Their first ballpark was on Messer Street, just south of Willow Street; in 1884, they won what was, according to some, the first World Series, a playoff between the National League and the American Association. The Grays later joined the International League, and began playing in Melrose Park in 1906. The new ballpark had bleachers around two sides, a grandstand, and a dressing room on the corner where a parking attendant's hut now sits.
The highlight of the Grays' time at Melrose Park was the 1914 season; that year they won the International League championship, beating out the Baltimore Orioles 2-0 in a home game. ("Baltimore crumples under irresistible attack," reported the Providence Journal.) An important element of the Gray's "irresistible attack" was a visiting player: a mostly-unknown pitcher named George Herman Ruth, better known as Babe.
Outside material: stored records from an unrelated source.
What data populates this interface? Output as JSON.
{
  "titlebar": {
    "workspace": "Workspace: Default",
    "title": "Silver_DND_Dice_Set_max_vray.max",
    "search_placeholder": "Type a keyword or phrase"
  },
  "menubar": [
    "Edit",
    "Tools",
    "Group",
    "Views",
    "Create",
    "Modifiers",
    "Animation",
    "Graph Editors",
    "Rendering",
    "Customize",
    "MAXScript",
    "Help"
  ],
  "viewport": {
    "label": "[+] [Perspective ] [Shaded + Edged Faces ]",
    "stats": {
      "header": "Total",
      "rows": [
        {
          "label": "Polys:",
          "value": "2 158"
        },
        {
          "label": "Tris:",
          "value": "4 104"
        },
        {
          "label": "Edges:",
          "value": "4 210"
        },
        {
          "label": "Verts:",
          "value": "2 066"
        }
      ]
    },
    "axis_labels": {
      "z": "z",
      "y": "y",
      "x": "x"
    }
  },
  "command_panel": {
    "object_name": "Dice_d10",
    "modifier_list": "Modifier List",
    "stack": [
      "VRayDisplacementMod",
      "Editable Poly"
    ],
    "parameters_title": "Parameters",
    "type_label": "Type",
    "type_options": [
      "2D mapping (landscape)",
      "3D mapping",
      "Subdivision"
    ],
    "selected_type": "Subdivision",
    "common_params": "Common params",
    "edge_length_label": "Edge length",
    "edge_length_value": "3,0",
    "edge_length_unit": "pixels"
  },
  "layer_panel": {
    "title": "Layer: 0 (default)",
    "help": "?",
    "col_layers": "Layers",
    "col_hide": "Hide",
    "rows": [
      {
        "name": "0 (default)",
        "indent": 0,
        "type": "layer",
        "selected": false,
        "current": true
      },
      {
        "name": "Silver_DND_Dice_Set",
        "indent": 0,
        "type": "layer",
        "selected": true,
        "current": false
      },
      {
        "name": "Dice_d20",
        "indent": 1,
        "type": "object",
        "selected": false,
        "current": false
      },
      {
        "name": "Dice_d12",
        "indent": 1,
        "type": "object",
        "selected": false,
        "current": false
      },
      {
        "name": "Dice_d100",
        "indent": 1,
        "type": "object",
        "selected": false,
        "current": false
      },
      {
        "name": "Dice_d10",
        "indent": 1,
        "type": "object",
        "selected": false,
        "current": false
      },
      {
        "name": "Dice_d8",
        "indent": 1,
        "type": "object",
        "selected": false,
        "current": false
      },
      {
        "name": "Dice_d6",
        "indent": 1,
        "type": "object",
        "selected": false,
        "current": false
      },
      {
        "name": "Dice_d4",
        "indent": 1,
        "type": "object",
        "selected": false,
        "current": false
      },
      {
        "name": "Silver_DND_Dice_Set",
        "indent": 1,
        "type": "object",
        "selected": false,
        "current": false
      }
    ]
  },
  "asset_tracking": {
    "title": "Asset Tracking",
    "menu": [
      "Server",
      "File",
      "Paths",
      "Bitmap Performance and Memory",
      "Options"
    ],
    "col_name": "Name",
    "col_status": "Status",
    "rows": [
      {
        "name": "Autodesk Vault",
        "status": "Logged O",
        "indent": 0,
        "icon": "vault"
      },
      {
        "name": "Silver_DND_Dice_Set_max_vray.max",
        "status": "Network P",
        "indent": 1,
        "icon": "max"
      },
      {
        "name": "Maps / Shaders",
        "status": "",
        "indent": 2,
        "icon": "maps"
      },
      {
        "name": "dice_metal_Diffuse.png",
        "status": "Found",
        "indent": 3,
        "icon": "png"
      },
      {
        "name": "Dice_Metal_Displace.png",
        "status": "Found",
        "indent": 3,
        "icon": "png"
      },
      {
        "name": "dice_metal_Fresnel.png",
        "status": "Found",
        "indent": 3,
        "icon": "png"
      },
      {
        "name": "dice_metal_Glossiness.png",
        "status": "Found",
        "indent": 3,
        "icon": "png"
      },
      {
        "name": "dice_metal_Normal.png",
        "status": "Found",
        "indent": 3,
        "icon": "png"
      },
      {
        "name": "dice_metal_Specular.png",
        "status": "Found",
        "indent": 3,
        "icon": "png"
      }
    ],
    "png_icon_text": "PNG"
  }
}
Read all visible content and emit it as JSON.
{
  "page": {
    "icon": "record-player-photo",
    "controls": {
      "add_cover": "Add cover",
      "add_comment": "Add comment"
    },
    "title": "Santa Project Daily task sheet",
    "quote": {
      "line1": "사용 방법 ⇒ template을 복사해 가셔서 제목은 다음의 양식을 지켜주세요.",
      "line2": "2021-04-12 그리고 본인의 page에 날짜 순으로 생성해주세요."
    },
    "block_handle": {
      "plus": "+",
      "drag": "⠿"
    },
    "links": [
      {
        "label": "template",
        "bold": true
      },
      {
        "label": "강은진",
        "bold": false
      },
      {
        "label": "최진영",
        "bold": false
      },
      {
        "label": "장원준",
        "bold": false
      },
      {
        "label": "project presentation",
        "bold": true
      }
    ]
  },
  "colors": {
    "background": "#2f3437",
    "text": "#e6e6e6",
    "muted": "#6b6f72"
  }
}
Babe Ruth made his debut pitching with the Boston Red Sox in July of 1914; after two games with the Red Sox, he was sent to Providence, where he played with the Providence Grays for six weeks, helping them to win the championship before returning to Boston for the rest of the season.
Every year in early summer, Melrose Park also hosted a different kind of entertainment: the Ringling Brothers, Barnum and Bailey Circus. The circus would arrive with cages of animals they claimed "the largest menagerie on earth"--and more than 40 elephants, sideshow acts, and an enormous bigtop tent which they would unroll from trucks and erect in front of an eager audience. The circus attracted everyone from families to wandering pickpockets (the latter eliciting complaints from neighbors in wealthy Elmwood, whose strolls in Roger Williams Park were disrupted by unsavory wanderers in the years before I-95 separated the two areas).
When the Grays left the International League in favor of the new Eastern League 1918, they began playing at Weston Field in Cranston, and Melrose Park fell into disuse. In 1920, Whitins Machine Works purchased the field; they knocked down the grandstand and bleachers the next spring, but never built on the lot. It eventually became parking for the Rhode Island Public Transit Authority's garage on Melrose Street, with buses slumbering where ball fans and circus elephants once roamed.